_WHAT IS EXPECTED:_ What lines of the data below include the word "dati"? Report them by copying each.

Records from a data source:
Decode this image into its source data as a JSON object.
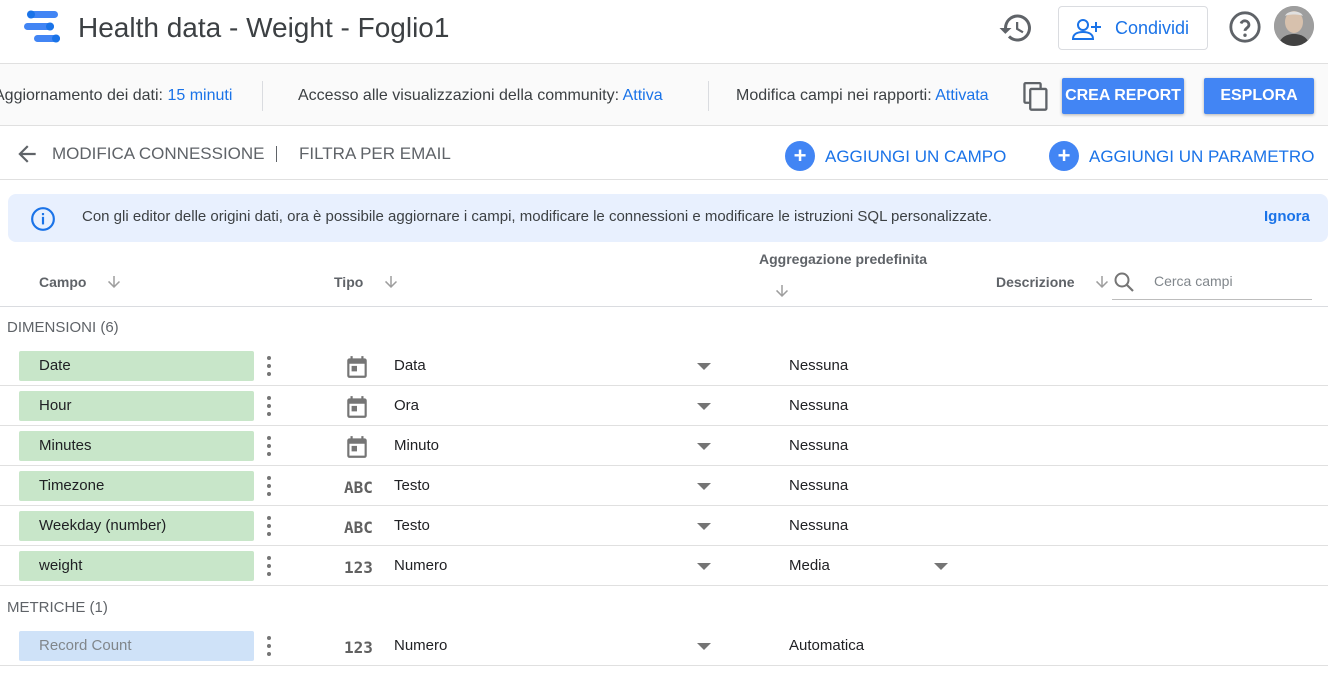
{
  "header": {
    "title": "Health data - Weight - Foglio1",
    "share_label": "Condividi"
  },
  "settings": {
    "refresh_label": "Aggiornamento dei dati:",
    "refresh_value": "15 minuti",
    "community_label": "Accesso alle visualizzazioni della community:",
    "community_value": "Attiva",
    "edit_fields_label": "Modifica campi nei rapporti:",
    "edit_fields_value": "Attivata",
    "create_report": "CREA REPORT",
    "explore": "ESPLORA"
  },
  "actionbar": {
    "edit_connection": "MODIFICA CONNESSIONE",
    "filter_email": "FILTRA PER EMAIL",
    "add_field": "AGGIUNGI UN CAMPO",
    "add_parameter": "AGGIUNGI UN PARAMETRO"
  },
  "banner": {
    "text": "Con gli editor delle origini dati, ora è possibile aggiornare i campi, modificare le connessioni e modificare le istruzioni SQL personalizzate.",
    "dismiss": "Ignora"
  },
  "columns": {
    "field": "Campo",
    "type": "Tipo",
    "aggregation": "Aggregazione predefinita",
    "description": "Descrizione",
    "search_placeholder": "Cerca campi"
  },
  "dimensions": {
    "title": "DIMENSIONI (6)",
    "rows": [
      {
        "name": "Date",
        "type_icon": "calendar-icon",
        "type": "Data",
        "aggregation": "Nessuna"
      },
      {
        "name": "Hour",
        "type_icon": "calendar-icon",
        "type": "Ora",
        "aggregation": "Nessuna"
      },
      {
        "name": "Minutes",
        "type_icon": "calendar-icon",
        "type": "Minuto",
        "aggregation": "Nessuna"
      },
      {
        "name": "Timezone",
        "type_icon": "text-type-icon",
        "type_glyph": "ABC",
        "type": "Testo",
        "aggregation": "Nessuna"
      },
      {
        "name": "Weekday (number)",
        "type_icon": "text-type-icon",
        "type_glyph": "ABC",
        "type": "Testo",
        "aggregation": "Nessuna"
      },
      {
        "name": "weight",
        "type_icon": "number-type-icon",
        "type_glyph": "123",
        "type": "Numero",
        "aggregation": "Media"
      }
    ]
  },
  "metrics": {
    "title": "METRICHE (1)",
    "rows": [
      {
        "name": "Record Count",
        "type_icon": "number-type-icon",
        "type_glyph": "123",
        "type": "Numero",
        "aggregation": "Automatica"
      }
    ]
  },
  "colors": {
    "accent": "#1a73e8",
    "button_blue": "#4285f4",
    "dimension_chip": "#c8e6c9",
    "metric_chip": "#cfe2f8",
    "banner_bg": "#e8f0fe"
  }
}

_RESULT:_
    "refresh_label": "Aggiornamento dei dati:",
    "text": "Con gli editor delle origini dati, ora è possibile aggiornare i campi, modificare le connessioni e modificare le istruzioni SQL personalizzate.",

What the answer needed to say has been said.